*** Block opens ***

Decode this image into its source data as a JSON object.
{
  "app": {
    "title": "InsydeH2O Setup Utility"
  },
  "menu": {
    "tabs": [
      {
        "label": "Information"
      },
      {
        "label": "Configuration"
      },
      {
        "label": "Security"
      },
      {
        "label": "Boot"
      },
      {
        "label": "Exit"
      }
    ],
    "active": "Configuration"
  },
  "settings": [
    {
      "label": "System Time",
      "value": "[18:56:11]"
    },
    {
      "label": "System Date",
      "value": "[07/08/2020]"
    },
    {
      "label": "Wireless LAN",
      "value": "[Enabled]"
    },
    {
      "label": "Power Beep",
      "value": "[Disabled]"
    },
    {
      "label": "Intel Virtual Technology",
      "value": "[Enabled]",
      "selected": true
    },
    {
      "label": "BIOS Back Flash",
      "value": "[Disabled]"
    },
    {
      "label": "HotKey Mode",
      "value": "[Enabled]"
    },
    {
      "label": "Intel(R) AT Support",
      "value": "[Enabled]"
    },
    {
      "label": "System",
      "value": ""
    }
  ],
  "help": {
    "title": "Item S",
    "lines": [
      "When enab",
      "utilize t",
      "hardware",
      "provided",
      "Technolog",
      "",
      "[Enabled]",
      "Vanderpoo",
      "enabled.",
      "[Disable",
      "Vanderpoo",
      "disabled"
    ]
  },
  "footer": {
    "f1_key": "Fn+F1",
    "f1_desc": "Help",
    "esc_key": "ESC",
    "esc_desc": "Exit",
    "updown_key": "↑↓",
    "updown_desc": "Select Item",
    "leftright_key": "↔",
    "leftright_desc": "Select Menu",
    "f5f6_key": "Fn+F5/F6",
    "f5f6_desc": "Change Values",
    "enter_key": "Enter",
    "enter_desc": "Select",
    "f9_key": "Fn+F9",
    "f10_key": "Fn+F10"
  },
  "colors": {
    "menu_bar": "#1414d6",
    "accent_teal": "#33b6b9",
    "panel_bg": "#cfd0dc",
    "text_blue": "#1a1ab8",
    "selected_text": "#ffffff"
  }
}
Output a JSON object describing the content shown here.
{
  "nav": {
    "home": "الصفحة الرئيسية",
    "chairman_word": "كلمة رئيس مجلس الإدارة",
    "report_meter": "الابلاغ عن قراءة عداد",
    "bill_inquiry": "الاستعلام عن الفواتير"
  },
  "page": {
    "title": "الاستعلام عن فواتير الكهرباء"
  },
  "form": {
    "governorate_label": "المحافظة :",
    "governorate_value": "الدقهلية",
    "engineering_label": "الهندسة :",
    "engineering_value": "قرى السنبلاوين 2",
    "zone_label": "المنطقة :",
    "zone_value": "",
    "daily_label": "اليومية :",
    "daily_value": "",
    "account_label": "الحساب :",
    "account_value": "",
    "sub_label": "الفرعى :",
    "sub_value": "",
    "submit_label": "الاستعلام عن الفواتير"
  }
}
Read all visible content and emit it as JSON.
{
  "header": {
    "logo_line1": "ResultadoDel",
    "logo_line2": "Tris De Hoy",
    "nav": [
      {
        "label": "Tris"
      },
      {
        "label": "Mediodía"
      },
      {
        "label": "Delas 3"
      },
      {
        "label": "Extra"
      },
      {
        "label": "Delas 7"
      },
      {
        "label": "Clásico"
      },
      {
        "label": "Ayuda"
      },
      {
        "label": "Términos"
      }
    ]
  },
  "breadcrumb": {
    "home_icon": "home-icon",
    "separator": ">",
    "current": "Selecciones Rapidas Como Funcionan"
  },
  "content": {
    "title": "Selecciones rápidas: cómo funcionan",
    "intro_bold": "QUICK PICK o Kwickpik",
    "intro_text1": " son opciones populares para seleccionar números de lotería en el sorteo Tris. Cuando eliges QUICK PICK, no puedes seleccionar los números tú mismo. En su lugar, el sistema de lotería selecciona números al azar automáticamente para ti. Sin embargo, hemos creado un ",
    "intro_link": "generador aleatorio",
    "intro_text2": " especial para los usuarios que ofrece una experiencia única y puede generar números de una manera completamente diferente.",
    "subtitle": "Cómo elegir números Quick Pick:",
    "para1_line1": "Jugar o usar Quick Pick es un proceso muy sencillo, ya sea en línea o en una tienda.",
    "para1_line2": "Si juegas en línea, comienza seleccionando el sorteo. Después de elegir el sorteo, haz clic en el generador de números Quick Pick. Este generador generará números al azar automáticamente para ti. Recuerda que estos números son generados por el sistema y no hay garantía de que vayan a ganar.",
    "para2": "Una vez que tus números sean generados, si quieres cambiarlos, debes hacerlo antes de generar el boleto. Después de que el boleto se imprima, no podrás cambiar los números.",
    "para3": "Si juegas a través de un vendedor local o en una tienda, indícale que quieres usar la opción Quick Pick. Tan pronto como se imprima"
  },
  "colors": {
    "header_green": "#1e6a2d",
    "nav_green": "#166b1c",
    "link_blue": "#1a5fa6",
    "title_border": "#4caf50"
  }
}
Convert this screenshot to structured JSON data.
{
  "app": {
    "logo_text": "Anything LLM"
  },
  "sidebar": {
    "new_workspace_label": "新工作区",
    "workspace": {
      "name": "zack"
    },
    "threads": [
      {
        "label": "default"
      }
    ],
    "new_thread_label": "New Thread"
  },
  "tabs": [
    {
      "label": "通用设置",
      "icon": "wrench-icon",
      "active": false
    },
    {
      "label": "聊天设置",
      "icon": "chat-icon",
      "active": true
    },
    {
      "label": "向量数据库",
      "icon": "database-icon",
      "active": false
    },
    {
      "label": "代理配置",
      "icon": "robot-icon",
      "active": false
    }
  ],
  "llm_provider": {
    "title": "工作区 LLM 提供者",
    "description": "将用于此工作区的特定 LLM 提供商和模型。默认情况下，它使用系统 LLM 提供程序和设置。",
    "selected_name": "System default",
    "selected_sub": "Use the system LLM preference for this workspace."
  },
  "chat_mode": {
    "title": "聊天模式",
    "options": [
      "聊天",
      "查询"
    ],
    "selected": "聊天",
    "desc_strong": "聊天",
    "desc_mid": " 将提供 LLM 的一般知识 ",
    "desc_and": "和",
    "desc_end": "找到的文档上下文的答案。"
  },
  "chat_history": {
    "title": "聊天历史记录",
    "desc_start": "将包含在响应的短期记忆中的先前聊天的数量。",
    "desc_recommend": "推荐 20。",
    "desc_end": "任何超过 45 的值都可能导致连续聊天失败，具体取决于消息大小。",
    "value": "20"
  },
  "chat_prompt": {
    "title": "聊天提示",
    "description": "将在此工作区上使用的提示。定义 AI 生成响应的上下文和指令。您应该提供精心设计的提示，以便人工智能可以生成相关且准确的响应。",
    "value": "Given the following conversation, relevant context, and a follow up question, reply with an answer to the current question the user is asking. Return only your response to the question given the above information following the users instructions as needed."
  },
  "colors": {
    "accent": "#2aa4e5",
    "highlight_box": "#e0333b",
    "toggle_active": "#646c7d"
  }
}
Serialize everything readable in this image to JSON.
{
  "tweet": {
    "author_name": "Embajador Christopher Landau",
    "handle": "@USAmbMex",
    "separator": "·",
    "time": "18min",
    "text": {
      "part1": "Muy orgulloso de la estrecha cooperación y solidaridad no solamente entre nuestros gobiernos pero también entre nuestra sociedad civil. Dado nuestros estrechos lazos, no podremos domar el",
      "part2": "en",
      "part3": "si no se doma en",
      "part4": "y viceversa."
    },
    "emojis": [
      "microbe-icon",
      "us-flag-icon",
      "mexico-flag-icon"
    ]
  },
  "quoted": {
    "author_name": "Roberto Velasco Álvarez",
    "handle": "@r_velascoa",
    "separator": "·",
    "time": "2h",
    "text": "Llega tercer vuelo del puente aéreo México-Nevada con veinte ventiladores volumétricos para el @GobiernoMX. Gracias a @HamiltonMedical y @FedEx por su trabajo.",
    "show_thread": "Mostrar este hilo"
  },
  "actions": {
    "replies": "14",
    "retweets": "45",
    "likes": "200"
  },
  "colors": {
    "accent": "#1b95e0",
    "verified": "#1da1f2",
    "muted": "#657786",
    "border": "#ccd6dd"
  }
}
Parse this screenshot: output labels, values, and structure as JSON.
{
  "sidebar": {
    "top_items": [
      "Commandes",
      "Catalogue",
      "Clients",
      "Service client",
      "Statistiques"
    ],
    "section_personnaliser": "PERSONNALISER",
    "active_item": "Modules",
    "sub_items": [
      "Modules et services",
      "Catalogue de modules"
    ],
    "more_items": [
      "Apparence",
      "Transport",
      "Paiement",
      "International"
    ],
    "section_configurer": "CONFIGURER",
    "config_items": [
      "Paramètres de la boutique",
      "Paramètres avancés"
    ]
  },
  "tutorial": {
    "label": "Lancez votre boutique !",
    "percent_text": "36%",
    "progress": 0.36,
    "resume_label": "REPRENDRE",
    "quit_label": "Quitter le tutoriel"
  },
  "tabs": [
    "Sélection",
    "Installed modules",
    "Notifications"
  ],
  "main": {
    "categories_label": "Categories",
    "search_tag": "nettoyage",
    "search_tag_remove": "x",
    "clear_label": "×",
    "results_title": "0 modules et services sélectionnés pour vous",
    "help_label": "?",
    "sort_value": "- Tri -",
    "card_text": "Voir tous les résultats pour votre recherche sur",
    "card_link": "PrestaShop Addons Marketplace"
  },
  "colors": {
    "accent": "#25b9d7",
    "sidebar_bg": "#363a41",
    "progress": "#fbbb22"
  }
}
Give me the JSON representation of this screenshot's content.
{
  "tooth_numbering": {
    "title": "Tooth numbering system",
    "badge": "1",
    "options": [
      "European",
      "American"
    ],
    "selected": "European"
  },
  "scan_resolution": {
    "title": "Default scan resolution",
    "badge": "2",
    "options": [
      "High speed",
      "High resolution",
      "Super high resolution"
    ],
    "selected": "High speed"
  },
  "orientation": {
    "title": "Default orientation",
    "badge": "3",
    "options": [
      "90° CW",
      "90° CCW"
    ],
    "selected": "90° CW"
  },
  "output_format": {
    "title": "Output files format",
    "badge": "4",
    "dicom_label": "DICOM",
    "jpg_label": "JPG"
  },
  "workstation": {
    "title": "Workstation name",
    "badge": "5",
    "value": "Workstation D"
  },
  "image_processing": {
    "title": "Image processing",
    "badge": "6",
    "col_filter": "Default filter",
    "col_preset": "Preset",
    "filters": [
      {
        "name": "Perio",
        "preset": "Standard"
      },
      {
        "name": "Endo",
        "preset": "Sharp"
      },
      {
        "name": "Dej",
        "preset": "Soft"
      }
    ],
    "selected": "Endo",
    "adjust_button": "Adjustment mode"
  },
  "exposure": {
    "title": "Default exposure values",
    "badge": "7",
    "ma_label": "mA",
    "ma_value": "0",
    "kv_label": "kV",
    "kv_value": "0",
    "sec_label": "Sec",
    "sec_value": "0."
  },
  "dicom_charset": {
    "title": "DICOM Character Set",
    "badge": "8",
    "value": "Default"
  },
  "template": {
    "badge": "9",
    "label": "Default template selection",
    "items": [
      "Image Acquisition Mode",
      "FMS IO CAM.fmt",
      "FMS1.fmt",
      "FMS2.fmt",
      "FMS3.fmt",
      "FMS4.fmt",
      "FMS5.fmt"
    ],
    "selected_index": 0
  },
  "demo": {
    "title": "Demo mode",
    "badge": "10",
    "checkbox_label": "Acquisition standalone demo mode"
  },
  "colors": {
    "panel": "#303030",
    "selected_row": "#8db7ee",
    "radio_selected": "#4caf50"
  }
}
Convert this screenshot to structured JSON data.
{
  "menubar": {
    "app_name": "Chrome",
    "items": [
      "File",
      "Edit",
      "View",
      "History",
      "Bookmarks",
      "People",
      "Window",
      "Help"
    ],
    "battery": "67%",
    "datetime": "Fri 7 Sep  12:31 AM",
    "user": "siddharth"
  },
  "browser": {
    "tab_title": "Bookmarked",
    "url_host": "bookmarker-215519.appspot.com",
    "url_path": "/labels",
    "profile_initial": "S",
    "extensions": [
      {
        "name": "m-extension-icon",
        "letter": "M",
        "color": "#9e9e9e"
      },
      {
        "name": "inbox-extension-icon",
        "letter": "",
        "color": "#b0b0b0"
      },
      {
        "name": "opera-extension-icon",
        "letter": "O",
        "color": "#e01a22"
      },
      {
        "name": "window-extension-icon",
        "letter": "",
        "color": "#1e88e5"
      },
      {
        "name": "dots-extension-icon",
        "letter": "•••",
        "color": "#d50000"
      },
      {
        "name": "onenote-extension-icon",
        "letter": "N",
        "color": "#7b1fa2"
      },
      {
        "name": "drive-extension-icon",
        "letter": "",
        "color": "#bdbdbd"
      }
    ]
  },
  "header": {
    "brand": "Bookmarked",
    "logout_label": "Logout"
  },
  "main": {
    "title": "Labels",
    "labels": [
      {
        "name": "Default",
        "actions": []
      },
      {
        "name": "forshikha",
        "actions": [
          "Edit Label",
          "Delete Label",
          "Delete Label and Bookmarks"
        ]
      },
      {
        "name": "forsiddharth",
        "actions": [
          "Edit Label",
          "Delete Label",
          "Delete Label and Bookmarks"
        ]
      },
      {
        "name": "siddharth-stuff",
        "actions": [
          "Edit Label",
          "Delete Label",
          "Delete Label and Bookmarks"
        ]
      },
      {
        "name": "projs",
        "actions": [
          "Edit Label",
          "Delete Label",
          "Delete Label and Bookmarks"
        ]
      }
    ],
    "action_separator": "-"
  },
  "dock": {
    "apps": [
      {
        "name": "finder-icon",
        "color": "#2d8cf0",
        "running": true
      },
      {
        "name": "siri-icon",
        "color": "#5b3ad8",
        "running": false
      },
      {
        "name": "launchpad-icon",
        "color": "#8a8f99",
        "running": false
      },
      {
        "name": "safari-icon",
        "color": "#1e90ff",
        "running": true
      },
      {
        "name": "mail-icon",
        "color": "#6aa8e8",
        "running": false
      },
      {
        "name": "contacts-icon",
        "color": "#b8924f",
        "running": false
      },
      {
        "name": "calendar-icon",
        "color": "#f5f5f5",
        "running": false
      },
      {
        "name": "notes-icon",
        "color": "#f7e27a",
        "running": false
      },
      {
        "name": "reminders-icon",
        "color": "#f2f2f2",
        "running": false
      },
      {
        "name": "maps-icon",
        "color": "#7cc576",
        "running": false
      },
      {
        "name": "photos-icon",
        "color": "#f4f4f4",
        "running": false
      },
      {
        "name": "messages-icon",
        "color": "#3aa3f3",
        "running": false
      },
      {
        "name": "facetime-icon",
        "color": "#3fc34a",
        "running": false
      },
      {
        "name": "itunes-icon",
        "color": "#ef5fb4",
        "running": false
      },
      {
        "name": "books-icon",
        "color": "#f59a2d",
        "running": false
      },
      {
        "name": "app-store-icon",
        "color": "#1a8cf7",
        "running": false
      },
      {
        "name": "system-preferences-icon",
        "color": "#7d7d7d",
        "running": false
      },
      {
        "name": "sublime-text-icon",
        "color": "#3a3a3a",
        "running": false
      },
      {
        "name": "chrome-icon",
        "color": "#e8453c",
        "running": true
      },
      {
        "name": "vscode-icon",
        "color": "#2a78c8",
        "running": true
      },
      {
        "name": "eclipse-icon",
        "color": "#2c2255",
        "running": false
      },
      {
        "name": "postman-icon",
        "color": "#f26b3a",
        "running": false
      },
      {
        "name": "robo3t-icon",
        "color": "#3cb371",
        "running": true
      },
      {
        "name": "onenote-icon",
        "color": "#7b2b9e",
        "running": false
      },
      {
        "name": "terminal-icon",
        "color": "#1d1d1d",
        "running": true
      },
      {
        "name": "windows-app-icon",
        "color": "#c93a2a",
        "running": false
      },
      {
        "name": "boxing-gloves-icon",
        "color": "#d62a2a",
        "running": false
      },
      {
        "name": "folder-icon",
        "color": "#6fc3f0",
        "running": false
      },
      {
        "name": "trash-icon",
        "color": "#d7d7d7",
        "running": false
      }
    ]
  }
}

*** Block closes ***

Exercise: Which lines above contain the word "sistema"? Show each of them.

Reply to the exercise:
    "intro_text1": " son opciones populares para seleccionar números de lotería en el sorteo Tris. Cuando eliges QUICK PICK, no puedes seleccionar los números tú mismo. En su lugar, el sistema de lotería selecciona números al azar automáticamente para ti. Sin embargo, hemos creado un ",
    "para1_line2": "Si juegas en línea, comienza seleccionando el sorteo. Después de elegir el sorteo, haz clic en el generador de números Quick Pick. Este generador generará números al azar automáticamente para ti. Recuerda que estos números son generados por el sistema y no hay garantía de que vayan a ganar.",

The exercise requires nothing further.